Groups Fight Loss Of Daycare For Immigrants
HIGHLAND PARK, NJ – NJ Appleseed, NJ Citizen Action and several health care, consumer, faith, and immigrant rights organizations submitted a motion seeking permission to file an Amici Curiae Brief today in support of plaintiffs in Guaman et al v. Velez, challenging the State’s removal of legally residing immigrants who have not lived in this country for at least five years from the NJ FamilyCare program. Advocates assert that this decision violates the Equal Protection Clause of the NJ Constitution and will negatively impact the physical health of class members and the state’s health care system. Accordingly, they are urging the court to restore NJ FamilyCare assistance to people who were kicked off the program last year in an unfair and discriminatory manner.
“This unlawful cut to NJ FamilyCare is bad public policy and bad health care policy. It essentially gives the state’s stamp of approval on discrimination and denies 12,000 taxpayers access to affordable health care. This means a sicker population cared for at the increased expense of all New Jerseyans,” said Crystal Snedden, Health Care Campaign Coordinator for NJ Citizen Action.
On June 30, 2010 the State removed 12,000 legally residing immigrants who have not lived in the United States for at least five years from NJ FamilyCare. Advocates assert that the State’s action violates the equal protection clause of the NJ Constitution by discriminating against a particular group of people based solely on alienage. Additionally, they cite the serious physical harm that loss of NJ FamilyCare will have on the affected individuals and the burden this decision will have on the already fragile health care system in the state.
“Immigrant communities already face significant barriers to obtaining health insurance including language barriers, difficultly obtaining insurance at affordable rates, and disproportionately lower access to employer-based coverage. Many of those terminated from the NJ FamilyCare program will be unable to find affordable coverage elsewhere, leaving the state burdened with thousands more uninsured lives,” said Renée Steinhagen, Executive Director of New Jersey Appleseed Public Interest Law Center. “New Jersey will pay substantially more in uncompensated care and the affected individuals will suffer from lack of access to regular medical care, solely due to their status as immigrants.”
“It is an outrage that the state has singled out a particular group of people and deemed them ineligible to receive assistance from the NJ FamilyCare program.

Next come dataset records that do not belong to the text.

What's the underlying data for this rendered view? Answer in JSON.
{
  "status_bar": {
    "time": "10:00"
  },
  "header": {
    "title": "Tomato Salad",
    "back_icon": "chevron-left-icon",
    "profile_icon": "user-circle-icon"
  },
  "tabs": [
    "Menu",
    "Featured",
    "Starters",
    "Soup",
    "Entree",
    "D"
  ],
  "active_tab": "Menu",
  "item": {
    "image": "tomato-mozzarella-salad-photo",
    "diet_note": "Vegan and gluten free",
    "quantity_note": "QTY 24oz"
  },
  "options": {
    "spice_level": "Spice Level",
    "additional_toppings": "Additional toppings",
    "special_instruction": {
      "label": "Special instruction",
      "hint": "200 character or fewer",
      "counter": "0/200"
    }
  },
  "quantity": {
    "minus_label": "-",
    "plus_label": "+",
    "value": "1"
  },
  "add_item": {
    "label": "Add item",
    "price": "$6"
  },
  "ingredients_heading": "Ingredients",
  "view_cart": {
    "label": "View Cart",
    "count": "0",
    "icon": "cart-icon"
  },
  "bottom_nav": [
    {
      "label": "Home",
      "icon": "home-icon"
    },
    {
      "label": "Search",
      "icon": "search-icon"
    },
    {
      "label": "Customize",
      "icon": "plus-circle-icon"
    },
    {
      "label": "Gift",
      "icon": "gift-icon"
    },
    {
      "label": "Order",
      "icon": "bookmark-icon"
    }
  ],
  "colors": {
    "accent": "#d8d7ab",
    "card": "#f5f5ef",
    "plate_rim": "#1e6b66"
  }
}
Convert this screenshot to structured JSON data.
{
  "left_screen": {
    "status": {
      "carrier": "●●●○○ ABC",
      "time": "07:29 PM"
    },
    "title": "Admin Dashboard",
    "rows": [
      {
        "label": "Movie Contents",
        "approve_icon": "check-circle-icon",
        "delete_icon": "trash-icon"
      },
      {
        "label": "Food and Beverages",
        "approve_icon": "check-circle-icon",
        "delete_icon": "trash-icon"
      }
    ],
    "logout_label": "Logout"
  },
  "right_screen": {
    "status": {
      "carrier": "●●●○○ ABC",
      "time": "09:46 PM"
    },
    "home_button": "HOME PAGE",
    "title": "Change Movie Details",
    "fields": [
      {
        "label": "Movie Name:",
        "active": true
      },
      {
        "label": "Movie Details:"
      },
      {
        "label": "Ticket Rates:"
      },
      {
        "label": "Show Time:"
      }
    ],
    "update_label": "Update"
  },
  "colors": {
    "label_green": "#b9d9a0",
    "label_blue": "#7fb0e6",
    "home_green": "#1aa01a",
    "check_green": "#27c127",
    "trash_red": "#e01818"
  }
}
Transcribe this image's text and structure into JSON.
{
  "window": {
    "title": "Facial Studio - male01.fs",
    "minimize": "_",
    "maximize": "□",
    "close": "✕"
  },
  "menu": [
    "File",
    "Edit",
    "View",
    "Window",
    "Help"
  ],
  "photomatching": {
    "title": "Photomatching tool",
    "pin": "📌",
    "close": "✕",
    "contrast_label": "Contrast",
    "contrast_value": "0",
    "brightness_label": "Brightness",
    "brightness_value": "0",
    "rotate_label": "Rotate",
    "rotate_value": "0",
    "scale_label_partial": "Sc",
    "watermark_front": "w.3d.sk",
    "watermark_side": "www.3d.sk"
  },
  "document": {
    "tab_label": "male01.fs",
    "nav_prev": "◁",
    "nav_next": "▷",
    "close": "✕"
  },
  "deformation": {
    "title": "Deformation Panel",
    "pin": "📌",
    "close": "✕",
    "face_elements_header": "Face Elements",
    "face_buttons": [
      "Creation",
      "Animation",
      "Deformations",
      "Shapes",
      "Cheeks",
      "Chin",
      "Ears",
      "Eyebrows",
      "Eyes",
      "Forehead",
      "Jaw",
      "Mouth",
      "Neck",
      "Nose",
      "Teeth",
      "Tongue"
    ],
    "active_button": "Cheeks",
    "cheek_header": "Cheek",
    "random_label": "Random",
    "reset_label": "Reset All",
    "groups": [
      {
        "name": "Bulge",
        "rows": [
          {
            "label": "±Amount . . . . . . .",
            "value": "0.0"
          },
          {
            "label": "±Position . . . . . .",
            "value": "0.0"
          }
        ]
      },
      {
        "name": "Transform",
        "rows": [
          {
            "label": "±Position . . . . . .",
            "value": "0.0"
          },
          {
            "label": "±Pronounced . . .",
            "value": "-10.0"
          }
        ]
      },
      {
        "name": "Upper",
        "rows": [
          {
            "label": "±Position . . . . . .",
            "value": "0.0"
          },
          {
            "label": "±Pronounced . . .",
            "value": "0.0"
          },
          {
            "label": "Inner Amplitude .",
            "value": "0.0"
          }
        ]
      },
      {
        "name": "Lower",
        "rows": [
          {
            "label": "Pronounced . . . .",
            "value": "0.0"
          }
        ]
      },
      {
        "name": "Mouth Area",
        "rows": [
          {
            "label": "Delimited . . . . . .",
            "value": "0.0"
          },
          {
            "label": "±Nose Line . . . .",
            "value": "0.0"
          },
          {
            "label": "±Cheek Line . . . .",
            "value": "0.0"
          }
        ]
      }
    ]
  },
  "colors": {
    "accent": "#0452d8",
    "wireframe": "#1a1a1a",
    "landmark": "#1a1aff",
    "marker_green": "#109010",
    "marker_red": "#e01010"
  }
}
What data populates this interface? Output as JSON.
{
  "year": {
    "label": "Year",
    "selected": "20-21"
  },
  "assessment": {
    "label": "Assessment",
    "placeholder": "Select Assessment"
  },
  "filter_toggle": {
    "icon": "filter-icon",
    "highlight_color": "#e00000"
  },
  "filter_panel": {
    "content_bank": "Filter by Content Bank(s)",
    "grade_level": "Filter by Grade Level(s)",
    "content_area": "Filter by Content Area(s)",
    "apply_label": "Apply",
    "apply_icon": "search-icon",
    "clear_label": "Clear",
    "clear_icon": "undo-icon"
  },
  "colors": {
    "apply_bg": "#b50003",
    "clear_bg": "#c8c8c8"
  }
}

These are lawfully residing residents of New Jersey who pay taxes just like everyone else,” said Lazaro Cardenas, Steering Committee Member of the Latino Action Network. The state has essentially labeled these people as a disfavored group, further antagonizing the social stigma already experienced by the immigrant population.”
Finally, advocates allege that the State did not engage in the proper “Notice & Comment” process, and thus the public was denied their right to voice their opposition to this decision. “Instead of amending the FamilyCare statute through the legislative process, the Legislature avoided the wrath of the public by handing over the decision to the administration, which in turn enacted an unconstitutional change in policy without engaging the public in the normal notice and comment process, “said Renée Steinhagen. “In this way, amici seek to advance the interests of the plaintiff class in court rather than before the legislature and the administration, where they typically seek to protect the interests of immigrants and secure affordable, quality health insurance for all New Jerseyeans, especially the disadvantaged.”
Signers to the Amici Curiae Brief include: NJ Appleseed, NJ Citizen Action, New Jersey Policy Perspective, Statewide Parent Advocacy Network, BlueWave NJ, Democracia, Family Voices NJ, Lutheran Office of Governmental Ministries, Next Step, South Jersey Now – Alice Paul Chapter, Unitarian Universalist Legislative Ministry of NJ, and Working Families USA-NJ.